Therefore, if for example your property is located within an area defined as having 0 – 1% percentage of homes at or above the action level, there is a probability that your property (above ground) will not be affected, but it should be noted that this does not mean ‘risk free’. HPA use the phrase ‘lower probability radon areas’, for < 1%.
What about property below ground, i.e. basements?
HPA have stated, ‘From data collected within workplaces, it is clear that basements have a higher radon potential than ground floors, and that radon can be found in basements anywhere in the country, regardless of Affected Area status’. Tracy Gooding, HPA, Environmental Radon Newsletter, Winter 2007.
Comment is also provided within the HPA ‘Limitation of Human Exposure to Radon’ report, to the effect of ‘The HPA recommends that householders in lower probability radon areas need not make measurements of radon concentrations in their homes unless they have a specific reason to suspect that occupants may be exposed to higher radon concentrations, such as in those homes which have underground rooms that are often occupied’.
Furthermore within workplaces, the Health & Safety Executive stipulates that under the 1974 Health & Safety at Work Act, ‘where employers must so far as is reasonably practical, ensure the health and safety of employees and others who have access to their work areas’, employers should, in occupied below ground space undertake and include radon measurements as part of the risk assessment. HSE states: ‘This applies to all below ground workplaces in the UK, irrespective of the above ground Affected Area status’.
While occupied basements are not present in all homes and workplaces, where these do exist, the advice is clear that consideration should be given to radon and its measurement.
Can I test for radon before I decide to have the basement converted?

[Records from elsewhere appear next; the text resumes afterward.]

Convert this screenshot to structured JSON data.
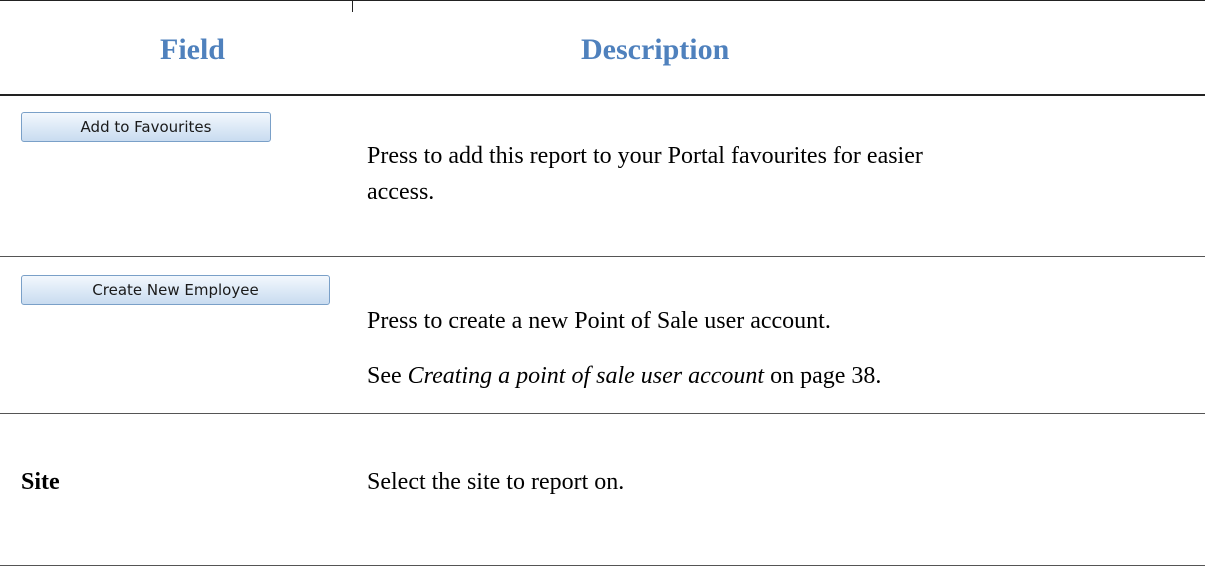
{
  "header": {
    "field": "Field",
    "description": "Description"
  },
  "rows": [
    {
      "button_label": "Add to Favourites",
      "description_lines": [
        "Press to add this report to your Portal favourites for easier",
        "access."
      ]
    },
    {
      "button_label": "Create New Employee",
      "description": "Press to create a new Point of Sale user account.",
      "see_prefix": "See ",
      "see_ref": "Creating a point of sale user account",
      "see_suffix": " on page 38."
    },
    {
      "field": "Site",
      "description": "Select the site to report on."
    }
  ],
  "colors": {
    "header_text": "#4f81bd",
    "button_border": "#7aa0c8",
    "button_fill": "#dbe8f6"
  }
}
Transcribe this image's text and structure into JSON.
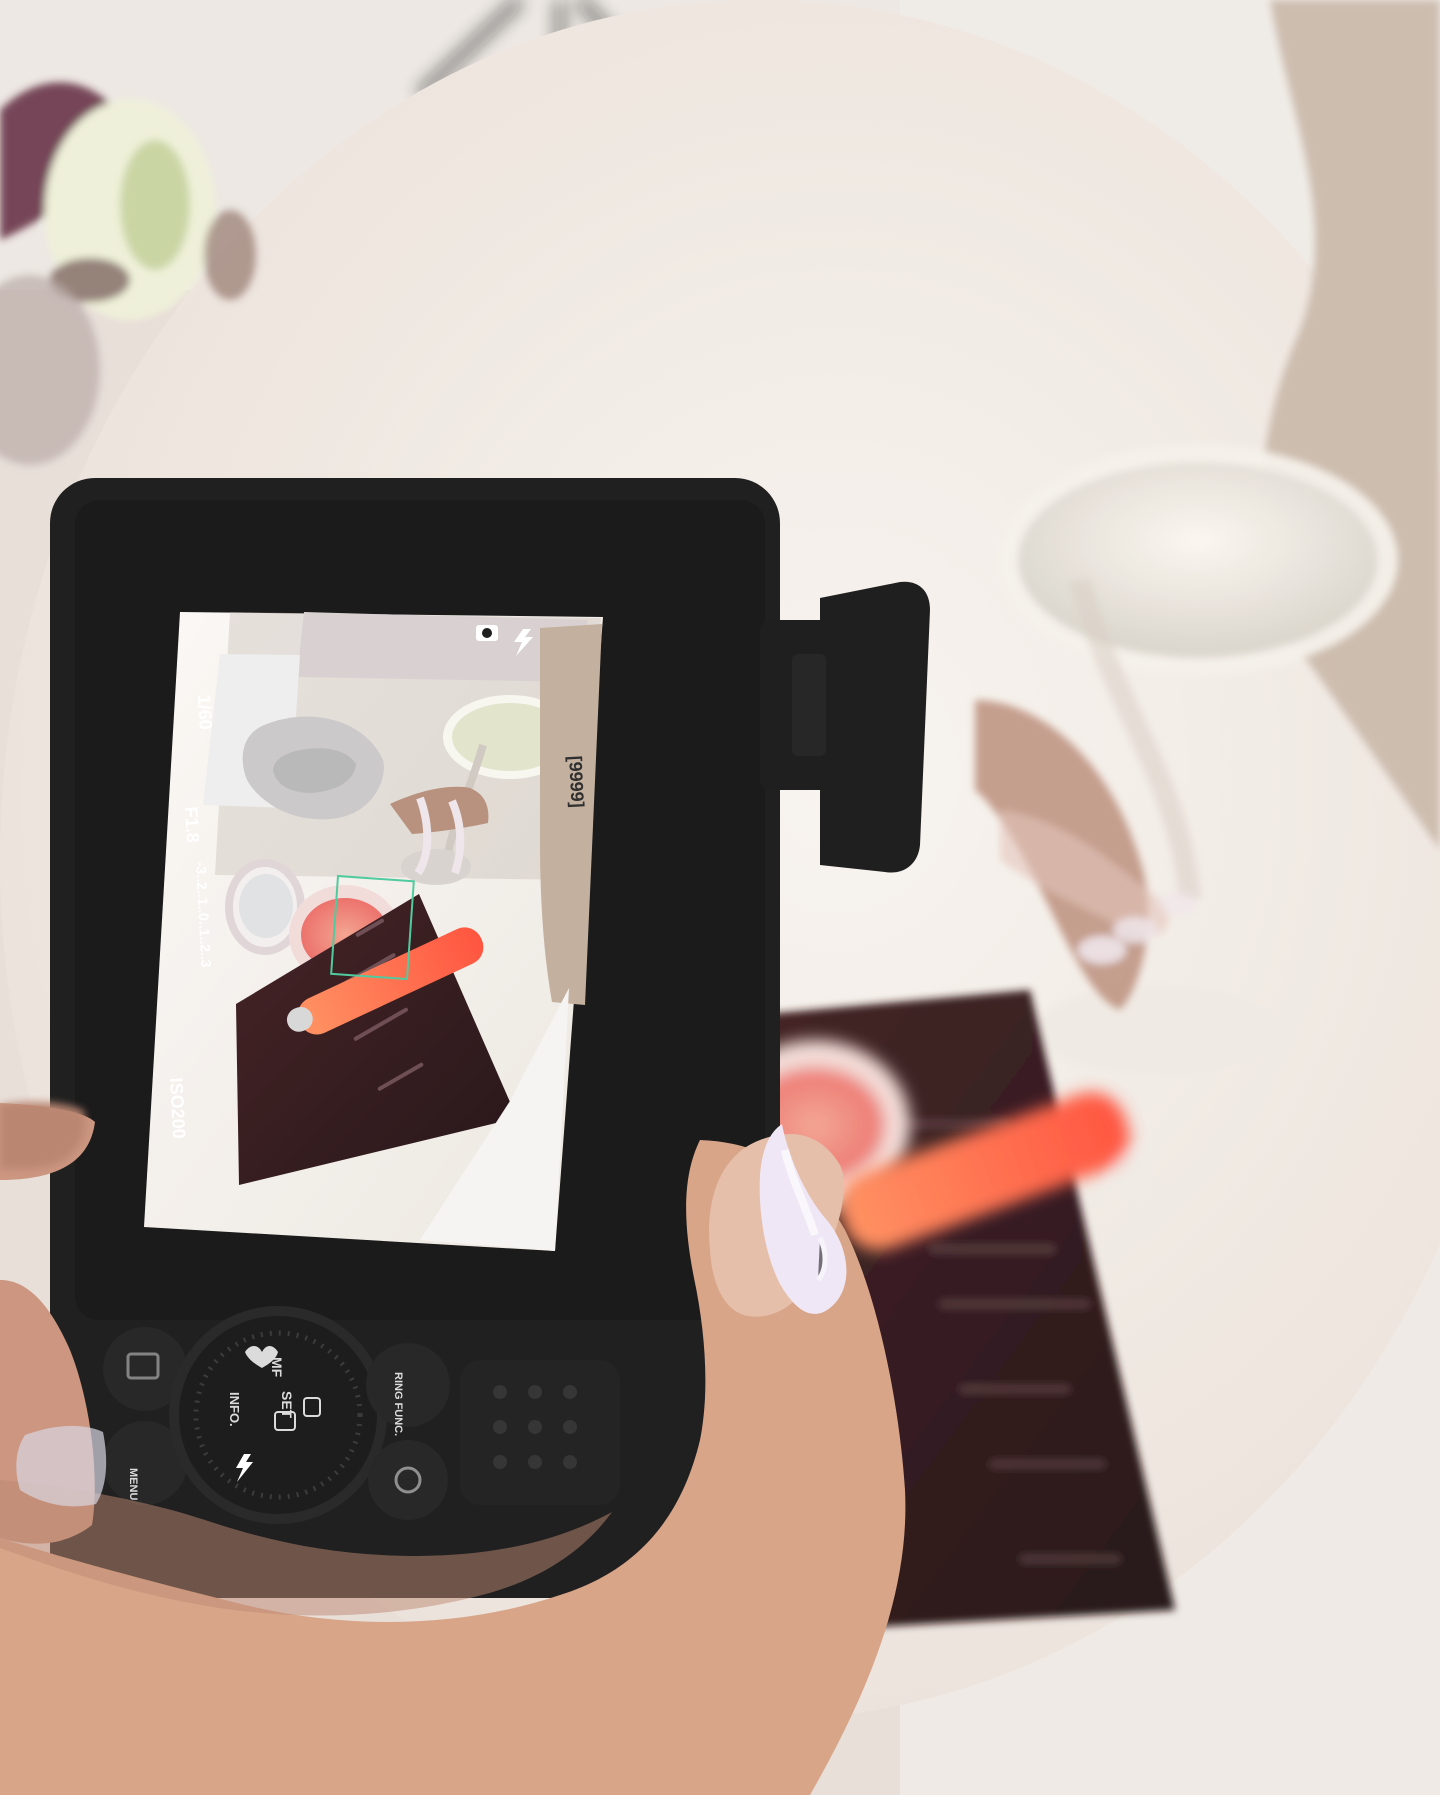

You can, but HPA guidance on this (referring to unoccupied property generally – not basements specifically), is that the radon levels may change when the home is occupied, and that homes undergoing alteration also cannot be measured accurately, stating ‘it is best to wait until building work is complete and the home is again occupied in a normal manner’.
The basement conversion process is essentially designed to radically alter the nature of the environment within a basement, turning cold damp space into warm dry rooms, and hence it makes better sense to test the space post conversion.
Please note that further text will follow, please contact us if you should have any questions.